typical blue collagen stain. In addition, empty irregular and uneven spaces can be seen in the
deep subcapsular hepatic tissue (Photo 19).

Photo 18. Liver, oven heat exposure 3 minutes, x 22

Photo 19. Liver, oven heat exposure 4 minutes, x 22

After 5 minutes, severe changes can be found in the liver capsule and the subjacent tissue
(see arrow in Photo 20)

Photo 20. Liver, oven heat exposure 5 minutes, x 22
C. Cauterization
a. Skin samples
Both tissue samples, from periorbital and perigenital areas cut with an electric solder
showed similar morphological changes. The epidermis and an important part of the subdermal
structures, measuring about 1 mm, appear severely altered, showing a pronounced red-pinkish
staining, due to collagen coagulation. Cellular detail is in good part lost. Ballooning degeneration
of the epidermis is visible as well (Photos 21, 22, 23).

Photo 21. Periorbital skin, cauterized, x 15


Photo 22. Genital skin, cauterized, x 22

Photo 23. Periorbital skin, cauterized, x 44
b. Liver samples
The liver has an evident cooked appearance about one millimeter deep. The capsule
seems normal, except for the very superficial portion, which is lightly blue in staining. The
cauterization edge shows severe morphological damage, with loss of cellular detail and
rearrangement of the tissue to form cords and large vacuoles (see arrow in Photo 24).


Photo 24. Liver, cauterized, x 22
The purpose of these experiments was to mimic some of the alleged cellular changes seen
in animal mutilations. It is intended that by examining the histological changes involved to
provide a reference database for future comparative work with mutilated tissues. These effects
involve: microwave radiation, non-specific high heat and cauterization. During the slide
preparation Masson trichromic stain was used so that even slight changes to collagen architecture
as a result of microwaves, heat or cauterization could be documented. It can be seen that even
after 5 seconds exposure to microwaves (4250 Joules), noticeable changes occur in the
subdermal collagen (Photos 1 and 2) in both periorbital and genital skin as well as pronounced
changes to the epidermal layer itself. These changes intensify as the exposure increases from 5
seconds to 30 seconds (compare Photos 1 through 10). The conformation of the collagen bundles
changes even after 5 seconds and this is reflected in a shift in the color of the stain from blue to
pink. This possibly also reflects a lowering of the pH around the collagen bundles that is caused
by cell lysis. Therefore, we suggest that future histology studies on tissue from mutilated animals
should use trichromic stain and should closely examine and document changes to the architecture
of the collagen.

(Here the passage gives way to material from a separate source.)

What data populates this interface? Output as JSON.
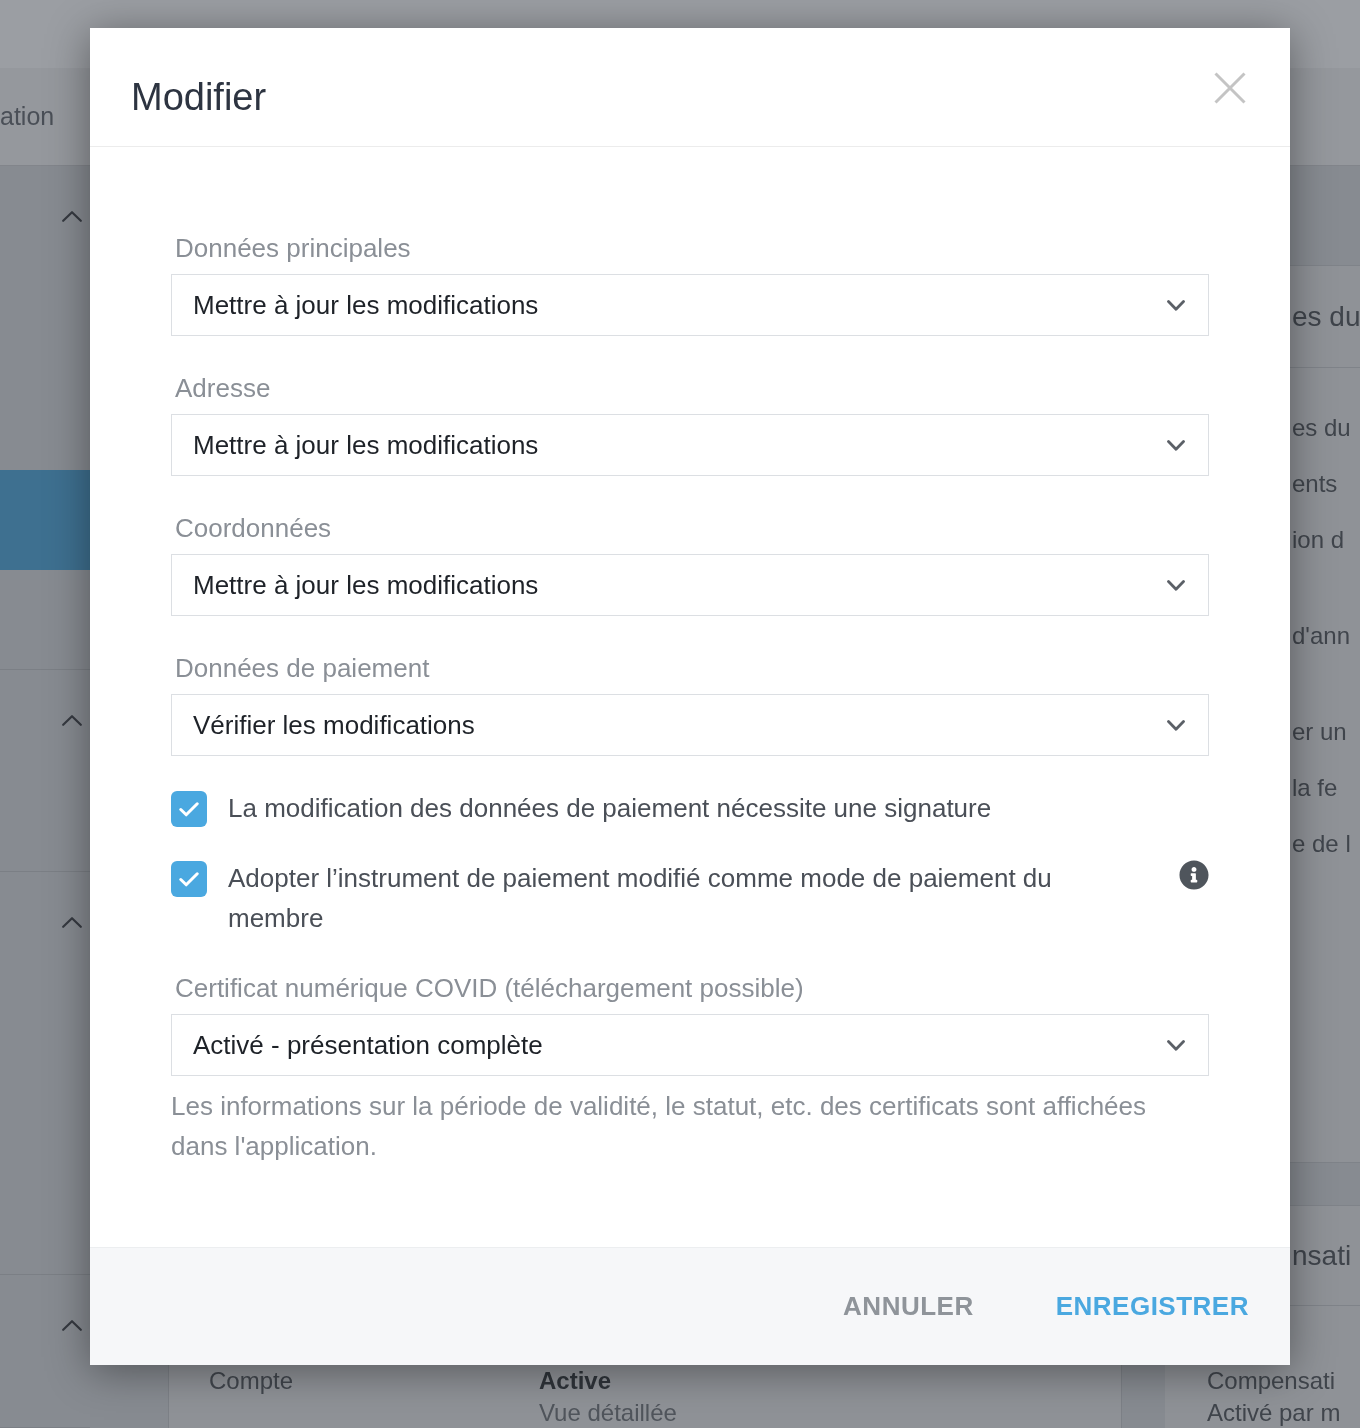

Further, the liver samples exposed to microwave radiation can also be compared with
similar tissues from mutilated animals to compare possible electromagnetic radiation effects on
internal organs, as has been claimed previously.
The changes induced by the soldering in these experiments were also noteworthy. Photos
21, 22 and 23 show extensive damage as evidenced by the strong pink-red staining. Most of the
internal reddish color can again be ascribed to collagen denaturation. Photos 21, 22 and 23 also
show that the epidermis itself is denatured. It is of interest that others have described collagen
cooking as a result of laser surgery in tissues from mutilated animals (see Photos 3 and 4 in
pp. 101 and 102 of reference #1). It will be of interest to examine future tissues from mutilated
animals with the procedure outlined here, trichromic staining and high magnification microscope
Selected References
1. Howe L. M., 1989, An Alien Harvest, Pioneer Printing, Cheyenne, WY, 22, 98102.
2. Jones T. C. Hunt R. D., King N.W., 1996, Veterinary Pathology, Sixth Edition, Williams
& Wilkins, 817820, 1089.
3. Levengood W. C., 1989, A study of bovine excision sites from 1993 to 1997, Pinelandia
Biophysical Laboratory, Report # 6, 111.
4. Onet E., 1997, Animal Mutilations: What We Know,
5. Rae M. A., 1991, Report on Laboratory Examination, Veterinary Diagnostic Laboratory,
College of Veterinary Medicine Corvallis, OR, Feb. 22.